im having trouble i cant seem to find a follow button on your page?
please fix this dont think im not following you back.
TheDankMan

Fruffles said...

Are you a wizard?

Festooner said...

I don't understand any of this, but I love to look at it.

KB said...

AAAAHHHH! MATH! I thought I was done after DiffyQ!!

Frosty said...

Fucking hell man, interesting but you just broke me

FOllowed
http://frostytnm.blogspot.com/

Killuvogel said...

Wow respect man, that was heavy.

Viewed and followed!

check me out at

http://killuvogel.blogspot.com/
http://killusmusiclair.blogspot.com/
http://killunewsflash.blogspot.com/

Hoop Jones said...

I have seen these equations far too many times, and they upset me always :p

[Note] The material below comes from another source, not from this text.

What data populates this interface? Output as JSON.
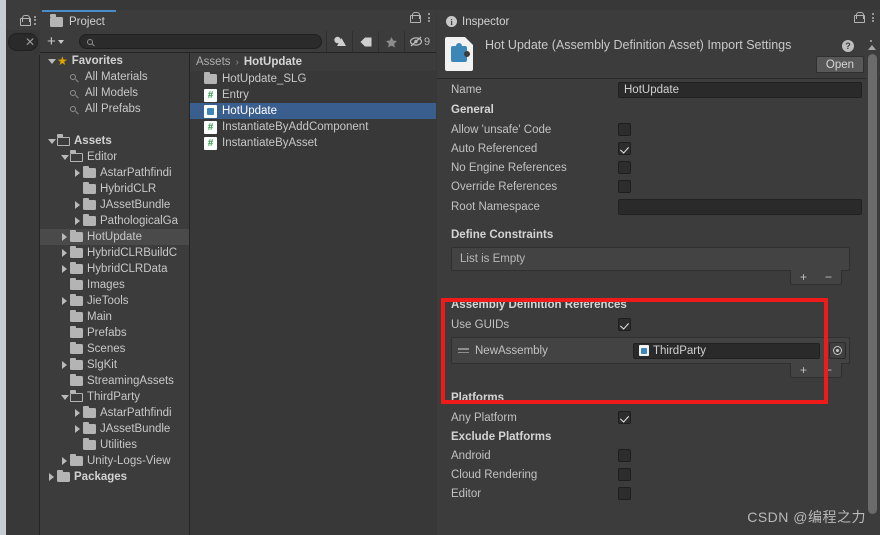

http://randomawesomeness34.blogspot.com

Cindir13 said...

I need to brush up on my math.

Icky Ray said...

That's pretty impressive...

Cpt Pownzor said...

exams are the worst Ive got one this week im not looking forward to :(

BMRMike said...

That looks very interesting. I'm a econ/math major and that stuff is just pure entertainment.

stan said...

thats some very good maths

AbstractReality said...

Oh god.. hope I don't have to see this.. although I probably will..

pleyame said...

Just wanted to say:
tl;dr